Stored data entries:
== Segment start ==

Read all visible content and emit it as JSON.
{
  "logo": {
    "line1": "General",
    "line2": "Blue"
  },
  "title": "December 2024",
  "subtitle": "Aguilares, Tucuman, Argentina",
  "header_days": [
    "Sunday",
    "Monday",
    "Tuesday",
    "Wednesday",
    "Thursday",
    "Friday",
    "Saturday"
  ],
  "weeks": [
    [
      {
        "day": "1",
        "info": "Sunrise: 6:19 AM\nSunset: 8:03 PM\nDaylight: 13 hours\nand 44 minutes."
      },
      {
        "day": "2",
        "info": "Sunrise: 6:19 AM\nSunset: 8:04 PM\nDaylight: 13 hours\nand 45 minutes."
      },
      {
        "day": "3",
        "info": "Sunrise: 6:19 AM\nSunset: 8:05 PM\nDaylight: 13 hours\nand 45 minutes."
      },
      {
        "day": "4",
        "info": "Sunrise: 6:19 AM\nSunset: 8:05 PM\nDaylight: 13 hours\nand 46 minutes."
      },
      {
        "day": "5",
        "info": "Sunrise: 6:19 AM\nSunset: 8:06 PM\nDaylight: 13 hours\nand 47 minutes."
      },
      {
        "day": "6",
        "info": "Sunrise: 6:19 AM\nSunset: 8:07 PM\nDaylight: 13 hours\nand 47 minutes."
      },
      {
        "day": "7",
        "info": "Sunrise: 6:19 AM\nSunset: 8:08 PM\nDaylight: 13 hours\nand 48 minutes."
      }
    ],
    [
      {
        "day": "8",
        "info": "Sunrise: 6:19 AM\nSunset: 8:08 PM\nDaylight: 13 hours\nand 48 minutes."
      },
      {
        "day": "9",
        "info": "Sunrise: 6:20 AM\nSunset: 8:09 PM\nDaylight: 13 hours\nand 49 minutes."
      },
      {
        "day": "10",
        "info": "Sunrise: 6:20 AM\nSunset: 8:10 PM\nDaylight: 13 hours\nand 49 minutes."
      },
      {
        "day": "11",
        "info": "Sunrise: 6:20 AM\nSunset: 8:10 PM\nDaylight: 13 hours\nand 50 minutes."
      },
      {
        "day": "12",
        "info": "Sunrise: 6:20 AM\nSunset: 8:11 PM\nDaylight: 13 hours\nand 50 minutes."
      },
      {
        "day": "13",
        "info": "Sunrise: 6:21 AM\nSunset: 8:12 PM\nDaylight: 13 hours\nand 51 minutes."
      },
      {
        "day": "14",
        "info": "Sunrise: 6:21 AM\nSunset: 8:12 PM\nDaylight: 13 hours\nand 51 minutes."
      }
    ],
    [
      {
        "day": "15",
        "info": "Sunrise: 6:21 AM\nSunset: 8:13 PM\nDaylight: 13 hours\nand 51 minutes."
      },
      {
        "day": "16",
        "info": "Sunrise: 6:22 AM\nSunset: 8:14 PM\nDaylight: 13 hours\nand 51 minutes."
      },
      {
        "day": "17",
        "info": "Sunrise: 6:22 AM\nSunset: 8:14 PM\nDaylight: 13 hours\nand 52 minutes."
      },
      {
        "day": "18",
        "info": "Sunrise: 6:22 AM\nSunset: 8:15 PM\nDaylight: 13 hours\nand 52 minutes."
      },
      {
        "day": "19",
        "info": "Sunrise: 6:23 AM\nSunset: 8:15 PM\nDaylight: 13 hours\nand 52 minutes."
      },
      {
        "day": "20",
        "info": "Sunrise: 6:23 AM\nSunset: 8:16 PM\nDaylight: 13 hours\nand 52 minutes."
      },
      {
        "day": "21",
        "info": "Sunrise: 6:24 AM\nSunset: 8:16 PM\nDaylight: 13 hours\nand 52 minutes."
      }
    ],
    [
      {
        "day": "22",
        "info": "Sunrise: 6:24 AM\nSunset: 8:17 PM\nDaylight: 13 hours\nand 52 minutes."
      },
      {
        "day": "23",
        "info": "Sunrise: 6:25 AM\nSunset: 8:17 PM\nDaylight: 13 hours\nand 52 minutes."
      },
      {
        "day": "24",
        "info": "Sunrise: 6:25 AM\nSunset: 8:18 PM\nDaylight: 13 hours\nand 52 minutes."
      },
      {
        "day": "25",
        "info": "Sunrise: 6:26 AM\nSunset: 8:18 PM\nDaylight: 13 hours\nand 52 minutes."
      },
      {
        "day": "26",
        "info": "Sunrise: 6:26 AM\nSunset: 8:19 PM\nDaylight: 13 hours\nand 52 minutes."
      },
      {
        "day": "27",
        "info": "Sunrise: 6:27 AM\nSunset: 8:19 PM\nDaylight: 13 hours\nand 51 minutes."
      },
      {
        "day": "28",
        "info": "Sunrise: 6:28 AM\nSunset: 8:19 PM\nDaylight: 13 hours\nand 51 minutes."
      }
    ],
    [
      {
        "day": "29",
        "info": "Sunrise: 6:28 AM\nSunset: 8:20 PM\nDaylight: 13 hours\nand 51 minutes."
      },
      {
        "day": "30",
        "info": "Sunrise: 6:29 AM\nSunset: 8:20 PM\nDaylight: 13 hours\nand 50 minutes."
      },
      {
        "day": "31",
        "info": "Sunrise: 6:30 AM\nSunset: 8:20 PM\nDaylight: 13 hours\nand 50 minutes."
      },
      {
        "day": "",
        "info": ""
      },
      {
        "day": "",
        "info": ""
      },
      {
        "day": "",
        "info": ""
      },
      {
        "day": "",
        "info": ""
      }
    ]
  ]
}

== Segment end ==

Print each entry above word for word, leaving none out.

Task output |
Read all visible content and emit it as JSON.
{
  "logo": {
    "line1": "General",
    "line2": "Blue"
  },
  "title": "December 2024",
  "subtitle": "Aguilares, Tucuman, Argentina",
  "header_days": [
    "Sunday",
    "Monday",
    "Tuesday",
    "Wednesday",
    "Thursday",
    "Friday",
    "Saturday"
  ],
  "weeks": [
    [
      {
        "day": "1",
        "info": "Sunrise: 6:19 AM\nSunset: 8:03 PM\nDaylight: 13 hours\nand 44 minutes."
      },
      {
        "day": "2",
        "info": "Sunrise: 6:19 AM\nSunset: 8:04 PM\nDaylight: 13 hours\nand 45 minutes."
      },
      {
        "day": "3",
        "info": "Sunrise: 6:19 AM\nSunset: 8:05 PM\nDaylight: 13 hours\nand 45 minutes."
      },
      {
        "day": "4",
        "info": "Sunrise: 6:19 AM\nSunset: 8:05 PM\nDaylight: 13 hours\nand 46 minutes."
      },
      {
        "day": "5",
        "info": "Sunrise: 6:19 AM\nSunset: 8:06 PM\nDaylight: 13 hours\nand 47 minutes."
      },
      {
        "day": "6",
        "info": "Sunrise: 6:19 AM\nSunset: 8:07 PM\nDaylight: 13 hours\nand 47 minutes."
      },
      {
        "day": "7",
        "info": "Sunrise: 6:19 AM\nSunset: 8:08 PM\nDaylight: 13 hours\nand 48 minutes."
      }
    ],
    [
      {
        "day": "8",
        "info": "Sunrise: 6:19 AM\nSunset: 8:08 PM\nDaylight: 13 hours\nand 48 minutes."
      },
      {
        "day": "9",
        "info": "Sunrise: 6:20 AM\nSunset: 8:09 PM\nDaylight: 13 hours\nand 49 minutes."
      },
      {
        "day": "10",
        "info": "Sunrise: 6:20 AM\nSunset: 8:10 PM\nDaylight: 13 hours\nand 49 minutes."
      },
      {
        "day": "11",
        "info": "Sunrise: 6:20 AM\nSunset: 8:10 PM\nDaylight: 13 hours\nand 50 minutes."
      },
      {
        "day": "12",
        "info": "Sunrise: 6:20 AM\nSunset: 8:11 PM\nDaylight: 13 hours\nand 50 minutes."
      },
      {
        "day": "13",
        "info": "Sunrise: 6:21 AM\nSunset: 8:12 PM\nDaylight: 13 hours\nand 51 minutes."
      },
      {
        "day": "14",
        "info": "Sunrise: 6:21 AM\nSunset: 8:12 PM\nDaylight: 13 hours\nand 51 minutes."
      }
    ],
    [
      {
        "day": "15",
        "info": "Sunrise: 6:21 AM\nSunset: 8:13 PM\nDaylight: 13 hours\nand 51 minutes."
      },
      {
        "day": "16",
        "info": "Sunrise: 6:22 AM\nSunset: 8:14 PM\nDaylight: 13 hours\nand 51 minutes."
      },
      {
        "day": "17",
        "info": "Sunrise: 6:22 AM\nSunset: 8:14 PM\nDaylight: 13 hours\nand 52 minutes."
      },
      {
        "day": "18",
        "info": "Sunrise: 6:22 AM\nSunset: 8:15 PM\nDaylight: 13 hours\nand 52 minutes."
      },
      {
        "day": "19",
        "info": "Sunrise: 6:23 AM\nSunset: 8:15 PM\nDaylight: 13 hours\nand 52 minutes."
      },
      {
        "day": "20",
        "info": "Sunrise: 6:23 AM\nSunset: 8:16 PM\nDaylight: 13 hours\nand 52 minutes."
      },
      {
        "day": "21",
        "info": "Sunrise: 6:24 AM\nSunset: 8:16 PM\nDaylight: 13 hours\nand 52 minutes."
      }
    ],
    [
      {
        "day": "22",
        "info": "Sunrise: 6:24 AM\nSunset: 8:17 PM\nDaylight: 13 hours\nand 52 minutes."
      },
      {
        "day": "23",
        "info": "Sunrise: 6:25 AM\nSunset: 8:17 PM\nDaylight: 13 hours\nand 52 minutes."
      },
      {
        "day": "24",
        "info": "Sunrise: 6:25 AM\nSunset: 8:18 PM\nDaylight: 13 hours\nand 52 minutes."
      },
      {
        "day": "25",
        "info": "Sunrise: 6:26 AM\nSunset: 8:18 PM\nDaylight: 13 hours\nand 52 minutes."
      },
      {
        "day": "26",
        "info": "Sunrise: 6:26 AM\nSunset: 8:19 PM\nDaylight: 13 hours\nand 52 minutes."
      },
      {
        "day": "27",
        "info": "Sunrise: 6:27 AM\nSunset: 8:19 PM\nDaylight: 13 hours\nand 51 minutes."
      },
      {
        "day": "28",
        "info": "Sunrise: 6:28 AM\nSunset: 8:19 PM\nDaylight: 13 hours\nand 51 minutes."
      }
    ],
    [
      {
        "day": "29",
        "info": "Sunrise: 6:28 AM\nSunset: 8:20 PM\nDaylight: 13 hours\nand 51 minutes."
      },
      {
        "day": "30",
        "info": "Sunrise: 6:29 AM\nSunset: 8:20 PM\nDaylight: 13 hours\nand 50 minutes."
      },
      {
        "day": "31",
        "info": "Sunrise: 6:30 AM\nSunset: 8:20 PM\nDaylight: 13 hours\nand 50 minutes."
      },
      {
        "day": "",
        "info": ""
      },
      {
        "day": "",
        "info": ""
      },
      {
        "day": "",
        "info": ""
      },
      {
        "day": "",
        "info": ""
      }
    ]
  ]
}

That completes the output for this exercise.